    Conv2D(64, 3, padding="same", activation="relu"),
    Conv2D(64, 3, padding="same", activation="relu"),
    MaxPooling2D(pool_size=(2, 2)),
    Dropout(0.5),
    Flatten(),
    Dense(256, activation="relu"),
    Dense(10, activation="softmax")
])

model.compile(
    optimizer="Adam",
    loss="sparse_categorical_crossentropy",
    metrics=["accuracy"],
)

epochs = 30

history = model.fit(
    X_train, y_train,
    validation_data=(X_test, y_test),
    epochs=epochs,
    batch_size=64,
)

output:

Epoch 1/30
782/782 [==============================] - 8s 9ms/step - loss: 1.6859 - accuracy: 0.3827 - val_loss: 1.3629 - val_accuracy: 0.5052
Epoch 2/30
782/782 [==============================] - 6s 8ms/step - loss: 1.3879 - accuracy: 0.4966 - val_loss: 1.2435 - val_accuracy: 0.5553
...
Epoch 29/30
782/782 [==============================] - 6s 7ms/step - loss: 0.8138 - accuracy: 0.7125 - val_loss: 0.9828 - val_accuracy: 0.6793
Epoch 30/30
782/782 [==============================] - 6s 7ms/step - loss: 0.8099 - accuracy: 0.7153 - val_loss: 0.8905 - val_accuracy: 0.7081
plot_learning_curves()

Overfitting with dropout and data augmentation

Even though we lost a bit of accuracy there is almost no overfitting thanks to data augmentation.

Sponsored

Summary

This tutorial demonstrated overfitting and underfitting and the commonly used techniques to prevent overfitting in neural networks.

The final code used in this tutorial is available on GitHub in my repository.

You can also directly run the code on Google Colab.

If you have any questions or want to say something, please leave a comment in the section below.
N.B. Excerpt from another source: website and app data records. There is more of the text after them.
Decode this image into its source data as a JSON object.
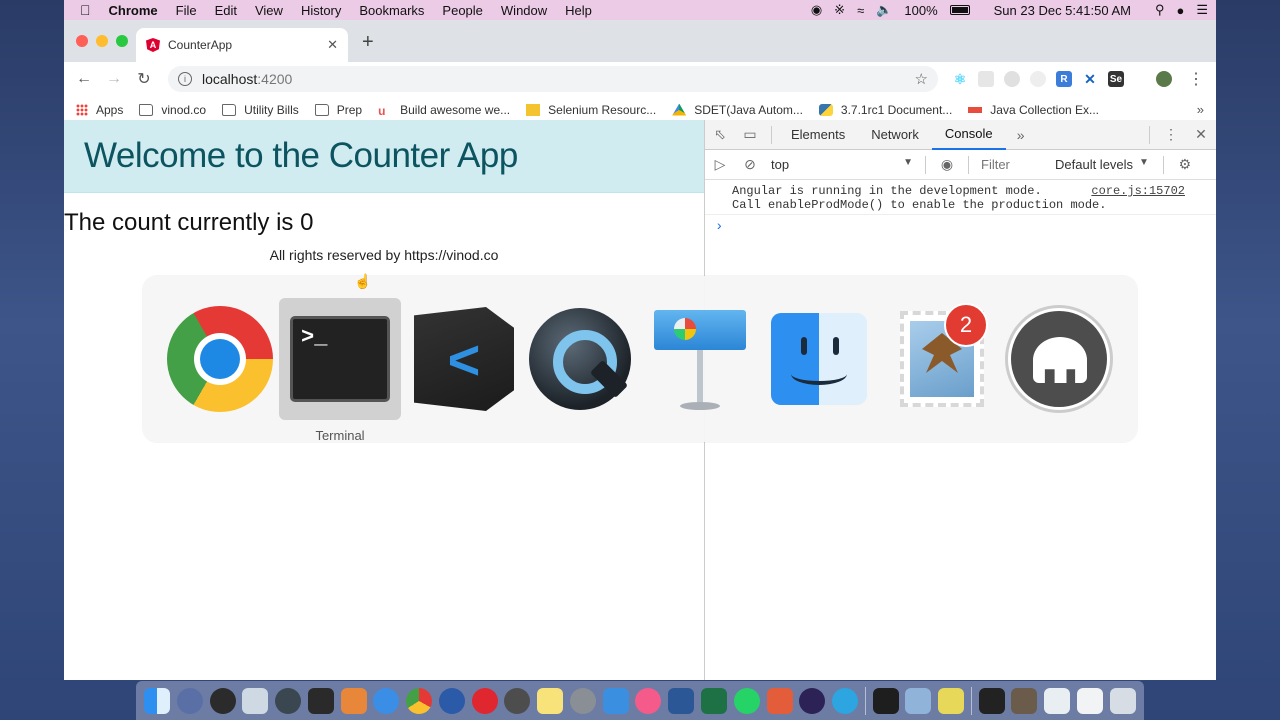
{
  "menubar": {
    "apple": "",
    "app_name": "Chrome",
    "menus": [
      "File",
      "Edit",
      "View",
      "History",
      "Bookmarks",
      "People",
      "Window",
      "Help"
    ],
    "battery": "100%",
    "datetime": "Sun 23 Dec  5:41:50 AM"
  },
  "browser": {
    "tab_title": "CounterApp",
    "tab_favicon": "A",
    "url_host": "localhost",
    "url_port": ":4200",
    "bookmarks": [
      {
        "label": "Apps",
        "icon": "apps-icon"
      },
      {
        "label": "vinod.co",
        "icon": "folder-icon"
      },
      {
        "label": "Utility Bills",
        "icon": "folder-icon"
      },
      {
        "label": "Prep",
        "icon": "folder-icon"
      },
      {
        "label": "Build awesome we...",
        "icon": "udemy-icon"
      },
      {
        "label": "Selenium Resourc...",
        "icon": "stm-icon"
      },
      {
        "label": "SDET(Java Autom...",
        "icon": "drive-icon"
      },
      {
        "label": "3.7.1rc1 Document...",
        "icon": "python-icon"
      },
      {
        "label": "Java Collection Ex...",
        "icon": "java-icon"
      }
    ],
    "bookmarks_more": "»"
  },
  "page": {
    "heading": "Welcome to the Counter App",
    "count_text": "The count currently is 0",
    "footer": "All rights reserved by https://vinod.co"
  },
  "devtools": {
    "tabs": [
      "Elements",
      "Network",
      "Console"
    ],
    "active_tab": "Console",
    "context": "top",
    "filter_placeholder": "Filter",
    "levels": "Default levels",
    "messages": [
      {
        "line1": "Angular is running in the development mode.",
        "line2": "Call enableProdMode() to enable the production mode.",
        "source": "core.js:15702"
      }
    ],
    "prompt": "›"
  },
  "switcher": {
    "apps": [
      "Chrome",
      "Terminal",
      "Visual Studio Code",
      "QuickTime Player",
      "Keynote",
      "Finder",
      "Mail",
      "MAMP"
    ],
    "selected": "Terminal",
    "selected_label": "Terminal",
    "mail_badge": "2",
    "terminal_prompt": ">_"
  },
  "colors": {
    "jumbotron_bg": "#d1ecf1",
    "jumbotron_text": "#0c5460",
    "menubar_bg": "#ebcbe6",
    "devtools_active": "#1a73e8"
  }
}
Also, don't forget to subscribe to the mailing list to be notified of future posts. 

 
Previous Article
Save and Load Models with TensorFlow

Save and Load Models with TensorFlow

Next Article
Smile Detection with Python, OpenCV, and Haar Cascade

Smile Detection with Python, OpenCV, and Haar Cascade

Subscribe

Join the mailing list to be notified about new posts and updates.

Leave a comment

(Your email address will not be published)